* Entries supplied
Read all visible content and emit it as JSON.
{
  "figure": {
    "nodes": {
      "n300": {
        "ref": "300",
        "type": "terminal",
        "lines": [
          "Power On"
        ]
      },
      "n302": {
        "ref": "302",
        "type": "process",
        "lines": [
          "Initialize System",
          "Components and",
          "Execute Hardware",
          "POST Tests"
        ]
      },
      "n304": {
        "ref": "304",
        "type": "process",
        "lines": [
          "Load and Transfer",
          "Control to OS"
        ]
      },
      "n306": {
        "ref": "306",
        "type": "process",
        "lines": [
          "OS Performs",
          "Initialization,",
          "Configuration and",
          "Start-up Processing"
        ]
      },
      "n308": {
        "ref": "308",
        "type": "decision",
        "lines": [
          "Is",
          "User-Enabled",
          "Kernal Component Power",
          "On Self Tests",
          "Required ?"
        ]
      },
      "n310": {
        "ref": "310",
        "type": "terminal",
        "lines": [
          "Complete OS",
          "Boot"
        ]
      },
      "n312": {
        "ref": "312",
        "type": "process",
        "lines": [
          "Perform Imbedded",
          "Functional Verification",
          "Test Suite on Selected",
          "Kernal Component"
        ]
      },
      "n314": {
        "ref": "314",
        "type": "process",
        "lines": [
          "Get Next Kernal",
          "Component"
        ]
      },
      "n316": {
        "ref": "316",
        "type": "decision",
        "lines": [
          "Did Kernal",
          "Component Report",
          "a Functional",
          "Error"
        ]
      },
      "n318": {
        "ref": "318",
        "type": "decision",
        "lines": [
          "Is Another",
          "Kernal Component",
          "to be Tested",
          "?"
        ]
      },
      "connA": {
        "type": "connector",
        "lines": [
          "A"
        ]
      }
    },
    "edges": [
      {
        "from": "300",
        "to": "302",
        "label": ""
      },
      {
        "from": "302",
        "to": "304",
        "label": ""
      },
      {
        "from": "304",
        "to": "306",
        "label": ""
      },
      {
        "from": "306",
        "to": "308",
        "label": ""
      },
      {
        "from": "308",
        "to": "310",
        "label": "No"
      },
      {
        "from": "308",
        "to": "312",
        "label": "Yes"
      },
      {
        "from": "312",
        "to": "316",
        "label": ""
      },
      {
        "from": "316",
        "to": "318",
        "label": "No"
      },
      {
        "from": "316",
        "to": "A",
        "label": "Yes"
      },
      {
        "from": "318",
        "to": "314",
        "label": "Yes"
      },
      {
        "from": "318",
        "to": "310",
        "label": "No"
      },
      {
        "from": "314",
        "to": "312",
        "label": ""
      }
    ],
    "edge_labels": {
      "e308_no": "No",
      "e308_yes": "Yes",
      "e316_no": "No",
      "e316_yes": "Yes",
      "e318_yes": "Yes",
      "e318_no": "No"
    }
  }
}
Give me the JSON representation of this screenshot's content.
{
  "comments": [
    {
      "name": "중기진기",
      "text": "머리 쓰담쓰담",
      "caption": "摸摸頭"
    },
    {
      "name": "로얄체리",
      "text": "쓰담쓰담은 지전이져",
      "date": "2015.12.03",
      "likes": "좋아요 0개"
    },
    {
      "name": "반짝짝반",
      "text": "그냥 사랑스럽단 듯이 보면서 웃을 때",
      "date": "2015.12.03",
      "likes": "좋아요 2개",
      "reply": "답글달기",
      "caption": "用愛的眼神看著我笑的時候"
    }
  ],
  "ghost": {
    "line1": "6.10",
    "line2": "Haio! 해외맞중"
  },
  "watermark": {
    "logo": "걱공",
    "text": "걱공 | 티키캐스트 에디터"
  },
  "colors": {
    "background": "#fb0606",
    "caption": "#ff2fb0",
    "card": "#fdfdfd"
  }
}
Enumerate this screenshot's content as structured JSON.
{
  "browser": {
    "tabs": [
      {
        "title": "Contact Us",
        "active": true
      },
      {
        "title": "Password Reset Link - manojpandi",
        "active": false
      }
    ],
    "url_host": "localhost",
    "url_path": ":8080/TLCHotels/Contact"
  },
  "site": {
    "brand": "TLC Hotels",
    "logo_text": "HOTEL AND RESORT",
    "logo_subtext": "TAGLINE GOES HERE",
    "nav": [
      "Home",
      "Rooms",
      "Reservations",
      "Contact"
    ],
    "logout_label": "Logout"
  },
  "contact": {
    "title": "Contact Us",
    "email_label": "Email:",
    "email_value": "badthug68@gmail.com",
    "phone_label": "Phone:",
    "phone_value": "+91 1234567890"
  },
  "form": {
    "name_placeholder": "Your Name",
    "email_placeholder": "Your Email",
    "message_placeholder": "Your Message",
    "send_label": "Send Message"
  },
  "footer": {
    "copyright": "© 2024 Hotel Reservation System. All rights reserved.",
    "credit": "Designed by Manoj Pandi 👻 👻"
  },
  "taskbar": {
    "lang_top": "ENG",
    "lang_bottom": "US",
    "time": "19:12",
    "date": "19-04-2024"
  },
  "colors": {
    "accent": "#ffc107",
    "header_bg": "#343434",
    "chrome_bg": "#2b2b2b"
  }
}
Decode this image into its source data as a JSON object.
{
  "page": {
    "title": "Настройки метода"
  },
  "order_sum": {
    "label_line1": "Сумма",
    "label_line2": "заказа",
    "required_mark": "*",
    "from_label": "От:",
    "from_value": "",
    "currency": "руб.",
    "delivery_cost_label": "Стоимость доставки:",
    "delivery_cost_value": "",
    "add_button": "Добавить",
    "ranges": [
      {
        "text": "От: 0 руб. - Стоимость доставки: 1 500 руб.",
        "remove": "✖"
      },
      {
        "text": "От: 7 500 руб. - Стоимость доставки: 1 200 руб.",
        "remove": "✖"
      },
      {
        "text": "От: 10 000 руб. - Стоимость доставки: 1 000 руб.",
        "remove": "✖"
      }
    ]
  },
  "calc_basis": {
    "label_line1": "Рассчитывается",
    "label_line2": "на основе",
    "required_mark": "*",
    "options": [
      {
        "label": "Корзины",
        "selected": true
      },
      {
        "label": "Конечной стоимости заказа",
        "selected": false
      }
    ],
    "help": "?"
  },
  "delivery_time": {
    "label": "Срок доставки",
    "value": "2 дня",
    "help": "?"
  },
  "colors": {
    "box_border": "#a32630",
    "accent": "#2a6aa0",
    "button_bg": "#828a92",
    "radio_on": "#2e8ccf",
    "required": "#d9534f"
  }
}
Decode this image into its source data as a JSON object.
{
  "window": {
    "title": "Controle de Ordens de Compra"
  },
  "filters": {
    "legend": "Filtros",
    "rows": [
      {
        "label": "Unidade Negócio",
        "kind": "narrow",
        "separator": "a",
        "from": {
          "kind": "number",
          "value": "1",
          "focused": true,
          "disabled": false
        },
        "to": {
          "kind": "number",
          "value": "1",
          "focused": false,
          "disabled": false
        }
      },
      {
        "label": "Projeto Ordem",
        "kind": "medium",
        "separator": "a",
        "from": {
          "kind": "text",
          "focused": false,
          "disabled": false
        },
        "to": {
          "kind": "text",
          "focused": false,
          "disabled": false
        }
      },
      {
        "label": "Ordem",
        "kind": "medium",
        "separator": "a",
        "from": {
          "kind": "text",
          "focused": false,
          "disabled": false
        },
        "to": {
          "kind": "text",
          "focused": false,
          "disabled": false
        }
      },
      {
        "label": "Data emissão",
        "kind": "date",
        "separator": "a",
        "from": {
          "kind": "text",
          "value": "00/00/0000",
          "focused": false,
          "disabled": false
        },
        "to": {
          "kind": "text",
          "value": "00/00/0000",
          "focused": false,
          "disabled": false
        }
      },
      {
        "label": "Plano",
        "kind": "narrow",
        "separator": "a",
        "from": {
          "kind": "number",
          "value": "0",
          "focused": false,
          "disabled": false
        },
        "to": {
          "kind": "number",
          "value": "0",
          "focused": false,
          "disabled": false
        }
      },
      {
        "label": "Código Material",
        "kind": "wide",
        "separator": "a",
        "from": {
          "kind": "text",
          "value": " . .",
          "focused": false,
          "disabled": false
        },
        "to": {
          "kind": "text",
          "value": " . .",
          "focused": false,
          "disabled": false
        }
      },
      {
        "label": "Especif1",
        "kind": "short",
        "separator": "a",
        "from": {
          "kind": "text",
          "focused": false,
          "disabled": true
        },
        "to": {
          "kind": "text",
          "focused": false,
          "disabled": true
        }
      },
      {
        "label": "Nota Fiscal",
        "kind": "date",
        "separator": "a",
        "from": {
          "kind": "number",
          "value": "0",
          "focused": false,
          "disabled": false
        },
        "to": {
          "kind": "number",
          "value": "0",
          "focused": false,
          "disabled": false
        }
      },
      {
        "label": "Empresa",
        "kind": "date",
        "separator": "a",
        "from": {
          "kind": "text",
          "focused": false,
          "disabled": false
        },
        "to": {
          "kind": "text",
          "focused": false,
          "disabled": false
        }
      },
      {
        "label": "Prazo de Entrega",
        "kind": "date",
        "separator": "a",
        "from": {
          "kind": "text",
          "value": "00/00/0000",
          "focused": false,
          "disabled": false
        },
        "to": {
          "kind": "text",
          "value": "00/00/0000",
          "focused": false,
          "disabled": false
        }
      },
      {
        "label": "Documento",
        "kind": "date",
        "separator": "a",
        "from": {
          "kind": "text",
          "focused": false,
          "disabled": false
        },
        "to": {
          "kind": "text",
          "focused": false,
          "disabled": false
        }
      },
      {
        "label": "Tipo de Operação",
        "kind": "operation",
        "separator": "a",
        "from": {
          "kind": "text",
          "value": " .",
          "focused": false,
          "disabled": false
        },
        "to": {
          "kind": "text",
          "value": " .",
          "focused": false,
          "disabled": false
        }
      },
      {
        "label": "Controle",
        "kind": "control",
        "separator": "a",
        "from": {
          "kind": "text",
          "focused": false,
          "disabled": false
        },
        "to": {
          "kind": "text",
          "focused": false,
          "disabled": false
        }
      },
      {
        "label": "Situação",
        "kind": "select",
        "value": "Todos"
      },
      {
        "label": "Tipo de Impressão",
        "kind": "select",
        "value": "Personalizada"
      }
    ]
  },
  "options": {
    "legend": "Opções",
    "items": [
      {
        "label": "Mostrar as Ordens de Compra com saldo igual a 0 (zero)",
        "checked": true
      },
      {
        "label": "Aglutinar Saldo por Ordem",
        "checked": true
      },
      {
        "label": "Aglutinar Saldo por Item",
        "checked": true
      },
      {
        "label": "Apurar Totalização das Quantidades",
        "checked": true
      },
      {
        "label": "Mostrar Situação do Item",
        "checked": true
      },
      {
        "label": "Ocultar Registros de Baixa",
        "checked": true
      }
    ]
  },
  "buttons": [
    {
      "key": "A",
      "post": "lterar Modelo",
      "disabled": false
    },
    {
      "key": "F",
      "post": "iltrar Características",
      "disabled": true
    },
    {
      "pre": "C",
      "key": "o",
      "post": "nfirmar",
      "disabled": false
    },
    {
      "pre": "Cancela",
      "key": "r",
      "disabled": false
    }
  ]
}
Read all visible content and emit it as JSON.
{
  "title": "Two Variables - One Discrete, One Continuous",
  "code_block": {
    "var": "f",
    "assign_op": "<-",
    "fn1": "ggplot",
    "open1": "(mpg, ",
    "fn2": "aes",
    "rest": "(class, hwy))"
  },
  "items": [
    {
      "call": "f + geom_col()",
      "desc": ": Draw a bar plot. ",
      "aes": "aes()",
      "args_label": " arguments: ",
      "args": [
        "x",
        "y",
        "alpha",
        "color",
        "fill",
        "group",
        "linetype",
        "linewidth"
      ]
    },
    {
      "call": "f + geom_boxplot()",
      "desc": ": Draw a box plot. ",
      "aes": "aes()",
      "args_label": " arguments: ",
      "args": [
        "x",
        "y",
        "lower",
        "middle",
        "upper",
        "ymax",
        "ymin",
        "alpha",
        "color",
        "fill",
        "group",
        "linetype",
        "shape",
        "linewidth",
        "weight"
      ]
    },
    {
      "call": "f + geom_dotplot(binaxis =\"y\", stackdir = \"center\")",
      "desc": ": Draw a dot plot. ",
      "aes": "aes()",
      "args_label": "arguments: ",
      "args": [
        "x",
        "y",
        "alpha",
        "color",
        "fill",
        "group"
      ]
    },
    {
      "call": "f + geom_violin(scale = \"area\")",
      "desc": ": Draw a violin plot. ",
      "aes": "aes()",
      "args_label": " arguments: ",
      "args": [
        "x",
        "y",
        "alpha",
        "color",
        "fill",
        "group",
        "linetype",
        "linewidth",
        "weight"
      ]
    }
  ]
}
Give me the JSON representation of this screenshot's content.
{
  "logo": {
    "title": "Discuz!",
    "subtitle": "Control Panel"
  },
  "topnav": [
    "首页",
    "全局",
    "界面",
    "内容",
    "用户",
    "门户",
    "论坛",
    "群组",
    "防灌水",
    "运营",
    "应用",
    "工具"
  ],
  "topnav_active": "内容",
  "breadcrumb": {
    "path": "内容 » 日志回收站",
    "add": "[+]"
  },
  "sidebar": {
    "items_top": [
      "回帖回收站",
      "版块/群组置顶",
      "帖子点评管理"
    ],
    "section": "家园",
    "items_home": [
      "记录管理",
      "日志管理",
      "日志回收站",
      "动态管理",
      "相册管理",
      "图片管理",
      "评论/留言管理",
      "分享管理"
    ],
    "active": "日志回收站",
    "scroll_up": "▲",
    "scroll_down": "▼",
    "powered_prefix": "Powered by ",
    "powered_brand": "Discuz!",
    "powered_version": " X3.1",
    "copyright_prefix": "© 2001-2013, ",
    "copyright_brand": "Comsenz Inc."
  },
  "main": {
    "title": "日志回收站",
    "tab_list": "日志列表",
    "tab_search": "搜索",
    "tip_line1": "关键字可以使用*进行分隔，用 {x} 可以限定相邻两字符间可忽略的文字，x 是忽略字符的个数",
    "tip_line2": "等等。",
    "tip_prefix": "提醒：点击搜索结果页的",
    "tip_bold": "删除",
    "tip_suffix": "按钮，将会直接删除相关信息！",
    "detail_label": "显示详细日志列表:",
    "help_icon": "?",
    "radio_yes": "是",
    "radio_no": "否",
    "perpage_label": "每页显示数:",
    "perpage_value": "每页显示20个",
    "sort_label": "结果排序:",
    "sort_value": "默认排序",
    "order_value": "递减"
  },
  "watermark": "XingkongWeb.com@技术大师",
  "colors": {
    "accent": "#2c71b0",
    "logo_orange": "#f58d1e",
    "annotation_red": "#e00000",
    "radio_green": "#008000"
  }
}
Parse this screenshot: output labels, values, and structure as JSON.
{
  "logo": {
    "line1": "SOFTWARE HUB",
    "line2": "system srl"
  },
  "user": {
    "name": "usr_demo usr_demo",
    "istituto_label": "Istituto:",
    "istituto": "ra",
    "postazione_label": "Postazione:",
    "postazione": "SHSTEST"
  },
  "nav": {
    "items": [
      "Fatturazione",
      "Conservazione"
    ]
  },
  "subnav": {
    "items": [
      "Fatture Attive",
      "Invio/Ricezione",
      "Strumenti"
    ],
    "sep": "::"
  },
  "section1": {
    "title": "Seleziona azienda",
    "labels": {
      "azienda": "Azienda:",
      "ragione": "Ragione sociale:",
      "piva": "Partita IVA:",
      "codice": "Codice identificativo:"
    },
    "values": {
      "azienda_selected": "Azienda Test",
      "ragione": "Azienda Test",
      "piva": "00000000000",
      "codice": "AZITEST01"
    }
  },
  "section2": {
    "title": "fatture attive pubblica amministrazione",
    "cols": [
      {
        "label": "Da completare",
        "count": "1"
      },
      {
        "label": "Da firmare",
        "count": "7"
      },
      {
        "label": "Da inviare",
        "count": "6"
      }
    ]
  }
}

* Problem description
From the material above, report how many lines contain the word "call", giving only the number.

* Output of the task
4